© Black Tangled Heart

Kent, England. 1945.

She always looked good dressed in black.

Veils across her face were always the colour of ink. Gloves and dresses that covered her ethereal skin resembled the darkest night. The colour had been a perpetual source of solace; she always she looked her best wrapped in shadows.

The fire provided little comfort, its orange flames hissing and crackling as dry kindling smouldered red, leaving a pattern of sparks and ashes across the chipped stone floor. She breathed a barely audible sigh as she tried to suppress tears.

Her white hands shook, grasping the torn, stained telegram as though it were her key to freedom. On the contrary, the untidy words on dirty paper shackled her to misery and solitary confinement.

She pulled her shawl further around her thin shoulders, bowing her head, letting her brittle chestnut hair fall around her gaunt cheeks. There was reassurance in the lace-edged dress she wore; it concealed her protruding hipbones and frail arms.
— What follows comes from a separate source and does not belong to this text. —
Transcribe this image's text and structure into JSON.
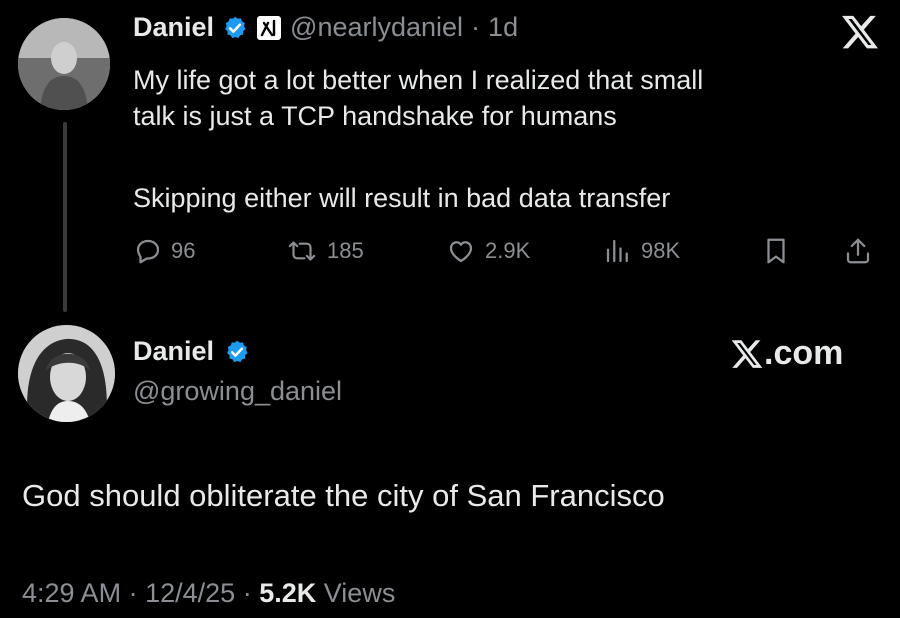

The paper fluttered to the grown like an injured bird. She bent to pick it up, shielding her green eyes and trembling mouth as her lips unconsciously retraced the terrifying words.

He wasn't coming home.
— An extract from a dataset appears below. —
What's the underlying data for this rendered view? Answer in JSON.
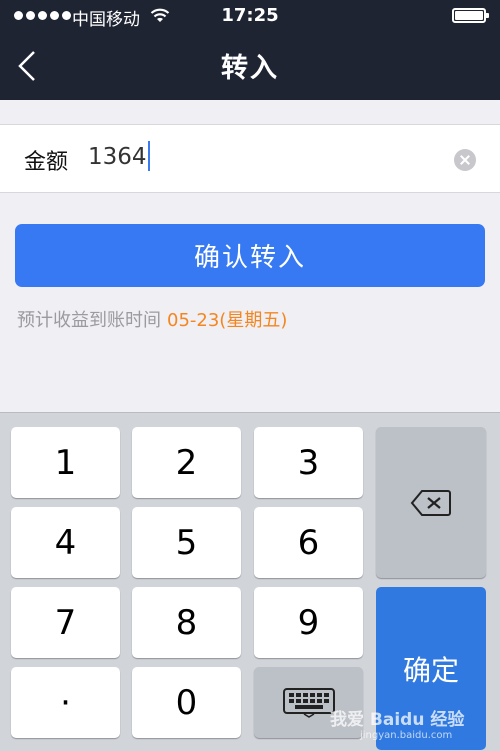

She'd waited in their bed, beneath a thick eiderdown, for his arms to find her waist, for his breath to caress her neck. She'd stood by the window, watching the snow fall, anticipating the crunch his boots made through the sheaths of ice. She'd let the fire turn her cheeks scarlet, much like his kisses had.

The paper in her hand was the dictator of her fate. She was not Mrs. Connor White any longer. She'd adopted a new name upon reading the words. Widow. A title that clenched her stomach with nausea and hindered her breath. Widow White.

The war had raged fiercely for so long, the sky black with smog and anguished cries. A candle burned from sunrise to twilight each day, she'd made it a beacon for his soul since he'd been ripped from her arms. A puddle of mauve wax formed on her windowsill, the tiny flame hushed by the cold breath of winter, just as his heart had been silenced.

Had he been shot? Did the bullet crack his skull, letting haemoglobin clot his sandy hair? Had be been torn apart from the impact of a bomb? Did flesh and blood scatter like rose petals tossed into the wind?

She lifted herself painfully from the chair and crawled beneath the thick blanket on her bed, a bed that had been cold for so many starless nights. His face was etched in her memory, surfacing as she rested her cheek upon her bony hands.

She wanted nothing more than to join him in the weed-choked cemetery, for their bed to be a casket, for the linen to be satin. She wanted their names to be engraved side by side on the marble stones that rose like decaying pewter flowers from the soft earth, saturated with whispers and tears.

She listened to the rush of wind outside, as it screamed, restlessly scouring the sky. A chill danced along her spine, like frigid fingers tracing configurations across her skin. She turned towards the bitter touch, and saw him lying beside her, brown eyes filled with pain.

Shaking, she touched his face. Euphoric terror wound itself around her. Blood matted his hair; dirt smeared his broken nose and the hollows beneath his cheekbones. His cracked palms stroked her collarbones, gently sliding her shawl from her ivory shoulders. Chapped kisses lingered upon her throat.



His touch melted like frost beneath the sun; she shivered involuntarily.

She forced herself to open her eyes.

The bed was cold and vacant; denied of warmth from both her and her love. Her neck was riddled with pain from sleeping awkwardly in the chair, beside the dying embers.

She stared forlornly the telegram, and then at her dress, her symbol of grief and misery. When she'd done up the collar at sunrise that morning, she had been unaware of the part the velvet would eventually play in her life.

She always looked good dressed in black.